Dataset extract Block Start
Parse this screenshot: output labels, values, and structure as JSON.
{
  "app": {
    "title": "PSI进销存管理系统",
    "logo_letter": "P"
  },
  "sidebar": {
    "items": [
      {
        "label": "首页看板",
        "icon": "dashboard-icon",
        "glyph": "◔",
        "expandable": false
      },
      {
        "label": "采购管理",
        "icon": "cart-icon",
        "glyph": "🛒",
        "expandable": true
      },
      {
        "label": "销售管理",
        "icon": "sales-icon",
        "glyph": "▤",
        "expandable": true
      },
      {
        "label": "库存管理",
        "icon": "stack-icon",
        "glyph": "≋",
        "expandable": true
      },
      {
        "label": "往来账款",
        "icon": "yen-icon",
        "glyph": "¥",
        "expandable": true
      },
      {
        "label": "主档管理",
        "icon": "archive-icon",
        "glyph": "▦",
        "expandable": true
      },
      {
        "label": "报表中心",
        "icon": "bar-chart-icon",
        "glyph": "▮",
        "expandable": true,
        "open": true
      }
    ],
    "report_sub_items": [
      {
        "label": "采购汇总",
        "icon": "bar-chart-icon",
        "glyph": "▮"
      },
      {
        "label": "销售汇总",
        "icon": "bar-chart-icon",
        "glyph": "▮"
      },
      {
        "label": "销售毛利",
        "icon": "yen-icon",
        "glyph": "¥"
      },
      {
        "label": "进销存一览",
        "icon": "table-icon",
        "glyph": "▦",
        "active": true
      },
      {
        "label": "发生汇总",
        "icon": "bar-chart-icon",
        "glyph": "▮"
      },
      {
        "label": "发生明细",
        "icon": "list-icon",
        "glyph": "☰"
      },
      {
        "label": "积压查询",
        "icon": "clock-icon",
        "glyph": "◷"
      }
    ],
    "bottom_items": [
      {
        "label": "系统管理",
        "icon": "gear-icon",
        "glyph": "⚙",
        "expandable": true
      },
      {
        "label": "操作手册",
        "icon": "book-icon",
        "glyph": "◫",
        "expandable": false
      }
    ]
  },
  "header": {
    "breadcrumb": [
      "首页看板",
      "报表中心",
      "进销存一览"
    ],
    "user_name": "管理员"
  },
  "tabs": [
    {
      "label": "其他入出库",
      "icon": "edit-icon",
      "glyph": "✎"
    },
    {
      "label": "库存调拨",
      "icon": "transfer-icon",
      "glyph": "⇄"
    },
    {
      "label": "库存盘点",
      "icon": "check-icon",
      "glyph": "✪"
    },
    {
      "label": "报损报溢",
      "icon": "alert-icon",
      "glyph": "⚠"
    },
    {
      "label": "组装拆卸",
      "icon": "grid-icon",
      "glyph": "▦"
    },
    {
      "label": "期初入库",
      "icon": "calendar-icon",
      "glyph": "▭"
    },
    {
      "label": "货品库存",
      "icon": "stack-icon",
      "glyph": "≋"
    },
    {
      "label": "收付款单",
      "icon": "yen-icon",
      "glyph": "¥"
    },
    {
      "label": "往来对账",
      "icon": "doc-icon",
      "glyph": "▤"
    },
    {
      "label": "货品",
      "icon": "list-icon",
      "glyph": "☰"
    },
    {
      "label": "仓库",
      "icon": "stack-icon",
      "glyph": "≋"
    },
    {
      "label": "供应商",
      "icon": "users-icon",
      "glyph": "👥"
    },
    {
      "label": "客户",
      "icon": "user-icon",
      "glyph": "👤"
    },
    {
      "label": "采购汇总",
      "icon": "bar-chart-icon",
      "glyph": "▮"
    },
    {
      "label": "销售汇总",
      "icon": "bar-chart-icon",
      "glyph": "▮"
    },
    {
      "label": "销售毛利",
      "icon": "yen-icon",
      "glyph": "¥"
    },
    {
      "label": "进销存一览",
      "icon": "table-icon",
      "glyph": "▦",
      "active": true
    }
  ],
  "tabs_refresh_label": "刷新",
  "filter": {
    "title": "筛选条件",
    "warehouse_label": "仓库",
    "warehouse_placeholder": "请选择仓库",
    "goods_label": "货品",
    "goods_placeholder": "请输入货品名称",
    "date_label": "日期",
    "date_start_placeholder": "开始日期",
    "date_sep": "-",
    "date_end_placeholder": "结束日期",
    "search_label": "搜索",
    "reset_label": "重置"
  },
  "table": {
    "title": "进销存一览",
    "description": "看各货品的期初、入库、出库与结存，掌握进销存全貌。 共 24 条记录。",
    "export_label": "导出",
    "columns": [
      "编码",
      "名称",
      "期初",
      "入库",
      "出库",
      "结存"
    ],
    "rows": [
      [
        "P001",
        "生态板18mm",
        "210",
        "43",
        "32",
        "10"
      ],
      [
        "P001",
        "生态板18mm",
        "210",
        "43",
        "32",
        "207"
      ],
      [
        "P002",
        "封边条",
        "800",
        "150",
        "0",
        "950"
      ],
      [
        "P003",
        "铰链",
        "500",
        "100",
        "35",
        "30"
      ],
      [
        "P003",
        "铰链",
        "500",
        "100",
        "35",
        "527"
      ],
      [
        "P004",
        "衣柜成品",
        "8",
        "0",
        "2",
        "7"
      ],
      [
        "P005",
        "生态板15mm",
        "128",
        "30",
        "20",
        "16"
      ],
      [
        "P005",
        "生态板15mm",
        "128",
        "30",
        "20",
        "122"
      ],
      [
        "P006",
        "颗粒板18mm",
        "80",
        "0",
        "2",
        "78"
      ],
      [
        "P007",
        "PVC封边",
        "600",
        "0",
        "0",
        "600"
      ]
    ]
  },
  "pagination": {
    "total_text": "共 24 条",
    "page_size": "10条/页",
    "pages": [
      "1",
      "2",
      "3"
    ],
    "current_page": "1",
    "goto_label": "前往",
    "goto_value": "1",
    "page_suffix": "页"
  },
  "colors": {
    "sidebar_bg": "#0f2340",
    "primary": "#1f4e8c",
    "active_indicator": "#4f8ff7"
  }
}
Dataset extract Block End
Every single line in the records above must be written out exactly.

Parse this screenshot: output labels, values, and structure as JSON.
{
  "app": {
    "title": "PSI进销存管理系统",
    "logo_letter": "P"
  },
  "sidebar": {
    "items": [
      {
        "label": "首页看板",
        "icon": "dashboard-icon",
        "glyph": "◔",
        "expandable": false
      },
      {
        "label": "采购管理",
        "icon": "cart-icon",
        "glyph": "🛒",
        "expandable": true
      },
      {
        "label": "销售管理",
        "icon": "sales-icon",
        "glyph": "▤",
        "expandable": true
      },
      {
        "label": "库存管理",
        "icon": "stack-icon",
        "glyph": "≋",
        "expandable": true
      },
      {
        "label": "往来账款",
        "icon": "yen-icon",
        "glyph": "¥",
        "expandable": true
      },
      {
        "label": "主档管理",
        "icon": "archive-icon",
        "glyph": "▦",
        "expandable": true
      },
      {
        "label": "报表中心",
        "icon": "bar-chart-icon",
        "glyph": "▮",
        "expandable": true,
        "open": true
      }
    ],
    "report_sub_items": [
      {
        "label": "采购汇总",
        "icon": "bar-chart-icon",
        "glyph": "▮"
      },
      {
        "label": "销售汇总",
        "icon": "bar-chart-icon",
        "glyph": "▮"
      },
      {
        "label": "销售毛利",
        "icon": "yen-icon",
        "glyph": "¥"
      },
      {
        "label": "进销存一览",
        "icon": "table-icon",
        "glyph": "▦",
        "active": true
      },
      {
        "label": "发生汇总",
        "icon": "bar-chart-icon",
        "glyph": "▮"
      },
      {
        "label": "发生明细",
        "icon": "list-icon",
        "glyph": "☰"
      },
      {
        "label": "积压查询",
        "icon": "clock-icon",
        "glyph": "◷"
      }
    ],
    "bottom_items": [
      {
        "label": "系统管理",
        "icon": "gear-icon",
        "glyph": "⚙",
        "expandable": true
      },
      {
        "label": "操作手册",
        "icon": "book-icon",
        "glyph": "◫",
        "expandable": false
      }
    ]
  },
  "header": {
    "breadcrumb": [
      "首页看板",
      "报表中心",
      "进销存一览"
    ],
    "user_name": "管理员"
  },
  "tabs": [
    {
      "label": "其他入出库",
      "icon": "edit-icon",
      "glyph": "✎"
    },
    {
      "label": "库存调拨",
      "icon": "transfer-icon",
      "glyph": "⇄"
    },
    {
      "label": "库存盘点",
      "icon": "check-icon",
      "glyph": "✪"
    },
    {
      "label": "报损报溢",
      "icon": "alert-icon",
      "glyph": "⚠"
    },
    {
      "label": "组装拆卸",
      "icon": "grid-icon",
      "glyph": "▦"
    },
    {
      "label": "期初入库",
      "icon": "calendar-icon",
      "glyph": "▭"
    },
    {
      "label": "货品库存",
      "icon": "stack-icon",
      "glyph": "≋"
    },
    {
      "label": "收付款单",
      "icon": "yen-icon",
      "glyph": "¥"
    },
    {
      "label": "往来对账",
      "icon": "doc-icon",
      "glyph": "▤"
    },
    {
      "label": "货品",
      "icon": "list-icon",
      "glyph": "☰"
    },
    {
      "label": "仓库",
      "icon": "stack-icon",
      "glyph": "≋"
    },
    {
      "label": "供应商",
      "icon": "users-icon",
      "glyph": "👥"
    },
    {
      "label": "客户",
      "icon": "user-icon",
      "glyph": "👤"
    },
    {
      "label": "采购汇总",
      "icon": "bar-chart-icon",
      "glyph": "▮"
    },
    {
      "label": "销售汇总",
      "icon": "bar-chart-icon",
      "glyph": "▮"
    },
    {
      "label": "销售毛利",
      "icon": "yen-icon",
      "glyph": "¥"
    },
    {
      "label": "进销存一览",
      "icon": "table-icon",
      "glyph": "▦",
      "active": true
    }
  ],
  "tabs_refresh_label": "刷新",
  "filter": {
    "title": "筛选条件",
    "warehouse_label": "仓库",
    "warehouse_placeholder": "请选择仓库",
    "goods_label": "货品",
    "goods_placeholder": "请输入货品名称",
    "date_label": "日期",
    "date_start_placeholder": "开始日期",
    "date_sep": "-",
    "date_end_placeholder": "结束日期",
    "search_label": "搜索",
    "reset_label": "重置"
  },
  "table": {
    "title": "进销存一览",
    "description": "看各货品的期初、入库、出库与结存，掌握进销存全貌。 共 24 条记录。",
    "export_label": "导出",
    "columns": [
      "编码",
      "名称",
      "期初",
      "入库",
      "出库",
      "结存"
    ],
    "rows": [
      [
        "P001",
        "生态板18mm",
        "210",
        "43",
        "32",
        "10"
      ],
      [
        "P001",
        "生态板18mm",
        "210",
        "43",
        "32",
        "207"
      ],
      [
        "P002",
        "封边条",
        "800",
        "150",
        "0",
        "950"
      ],
      [
        "P003",
        "铰链",
        "500",
        "100",
        "35",
        "30"
      ],
      [
        "P003",
        "铰链",
        "500",
        "100",
        "35",
        "527"
      ],
      [
        "P004",
        "衣柜成品",
        "8",
        "0",
        "2",
        "7"
      ],
      [
        "P005",
        "生态板15mm",
        "128",
        "30",
        "20",
        "16"
      ],
      [
        "P005",
        "生态板15mm",
        "128",
        "30",
        "20",
        "122"
      ],
      [
        "P006",
        "颗粒板18mm",
        "80",
        "0",
        "2",
        "78"
      ],
      [
        "P007",
        "PVC封边",
        "600",
        "0",
        "0",
        "600"
      ]
    ]
  },
  "pagination": {
    "total_text": "共 24 条",
    "page_size": "10条/页",
    "pages": [
      "1",
      "2",
      "3"
    ],
    "current_page": "1",
    "goto_label": "前往",
    "goto_value": "1",
    "page_suffix": "页"
  },
  "colors": {
    "sidebar_bg": "#0f2340",
    "primary": "#1f4e8c",
    "active_indicator": "#4f8ff7"
  }
}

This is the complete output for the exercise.